Note that 'Azunai no tsumi' (a crime of burying priests of two shrines together) described in the article of February of the first year of Sessho (regent) of Empress Jingu in "Nihon Shoki" can also be included to these crimes. Moreover, "Kotai Jingu Gishikicho" adds Kawairi (die by drowning in a river) and Hiyaki (burnt by fire to death) to Kunitsu tsumi crimes.
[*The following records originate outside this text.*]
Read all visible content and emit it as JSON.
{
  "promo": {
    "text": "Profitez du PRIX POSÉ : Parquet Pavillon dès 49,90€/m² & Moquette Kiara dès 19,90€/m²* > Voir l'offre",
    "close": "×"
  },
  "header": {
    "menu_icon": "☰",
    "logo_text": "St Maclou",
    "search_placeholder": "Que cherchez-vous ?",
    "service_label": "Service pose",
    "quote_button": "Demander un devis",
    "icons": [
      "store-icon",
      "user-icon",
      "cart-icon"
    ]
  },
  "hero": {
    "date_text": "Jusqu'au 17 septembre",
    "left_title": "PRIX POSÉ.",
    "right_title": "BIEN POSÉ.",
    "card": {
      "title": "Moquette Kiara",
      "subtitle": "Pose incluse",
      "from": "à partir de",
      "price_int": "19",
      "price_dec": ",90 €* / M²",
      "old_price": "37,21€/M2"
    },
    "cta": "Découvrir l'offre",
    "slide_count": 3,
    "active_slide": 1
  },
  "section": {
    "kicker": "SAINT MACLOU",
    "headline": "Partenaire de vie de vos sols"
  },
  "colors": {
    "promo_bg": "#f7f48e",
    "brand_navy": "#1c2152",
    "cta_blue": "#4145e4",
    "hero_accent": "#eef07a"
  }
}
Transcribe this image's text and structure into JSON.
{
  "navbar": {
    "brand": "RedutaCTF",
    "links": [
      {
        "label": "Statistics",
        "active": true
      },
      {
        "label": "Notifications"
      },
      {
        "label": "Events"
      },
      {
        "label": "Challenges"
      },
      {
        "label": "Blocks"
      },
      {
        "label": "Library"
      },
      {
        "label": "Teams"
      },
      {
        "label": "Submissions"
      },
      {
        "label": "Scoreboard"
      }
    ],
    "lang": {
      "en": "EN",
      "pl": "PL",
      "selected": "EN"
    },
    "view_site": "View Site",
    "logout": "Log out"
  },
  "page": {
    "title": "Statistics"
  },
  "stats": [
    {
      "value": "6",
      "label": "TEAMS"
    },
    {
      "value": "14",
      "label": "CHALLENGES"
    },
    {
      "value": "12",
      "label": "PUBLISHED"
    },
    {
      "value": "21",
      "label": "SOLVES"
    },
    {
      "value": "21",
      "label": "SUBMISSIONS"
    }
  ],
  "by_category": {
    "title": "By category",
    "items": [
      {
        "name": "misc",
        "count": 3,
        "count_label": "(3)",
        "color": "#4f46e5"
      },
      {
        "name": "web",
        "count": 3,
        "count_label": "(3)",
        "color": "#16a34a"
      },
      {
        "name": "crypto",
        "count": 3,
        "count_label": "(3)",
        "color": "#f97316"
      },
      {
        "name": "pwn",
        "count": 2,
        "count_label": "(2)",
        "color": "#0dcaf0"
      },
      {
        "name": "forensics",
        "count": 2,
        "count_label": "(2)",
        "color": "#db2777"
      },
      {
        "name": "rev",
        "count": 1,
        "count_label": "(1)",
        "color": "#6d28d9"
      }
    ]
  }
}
Regarding these two cases, "Yakushikyo Sutra" has a section to describe nine kinds of untimely death, the fourth is to be burned to death and the fifth is to drown, so the relation to the brief in Yakushi Nyorai can be suggested.

Current Status

In Oharae no kotoba used by Jinja Honcho (Association of Shinto Shrines) and its subordinate shrines, the names of crimes in Amatsu tsumi and Kunitsu tsumi have been omitted because Kunitsu tsumi include discriminatory expressions.
Therefore, where Oharae no kotoba today reads 'Amatsu tsumi Kunitsu tsumi and many other such crimes come forth' it originally read 'Amatsu tsumi and ahanachi, mizoume, hihanachi, shikimaki, kushisashi, ikihagi, sakahagi, kusohe, and many other crimes; by declaring separately from Amatsu tsumi, Kunitsu tsumi and ikihadadachi; shinihadadachi; shirahito; kokumi; a charge of raping his own mother, raping his own child, raping a mother and its child, raping a child and its mother, raping animals; woes by crawling insects, takatsu kami, and takatsu tori; Kemonotaoshi, a crime of doing Majimono; and many other such crimes come forth.'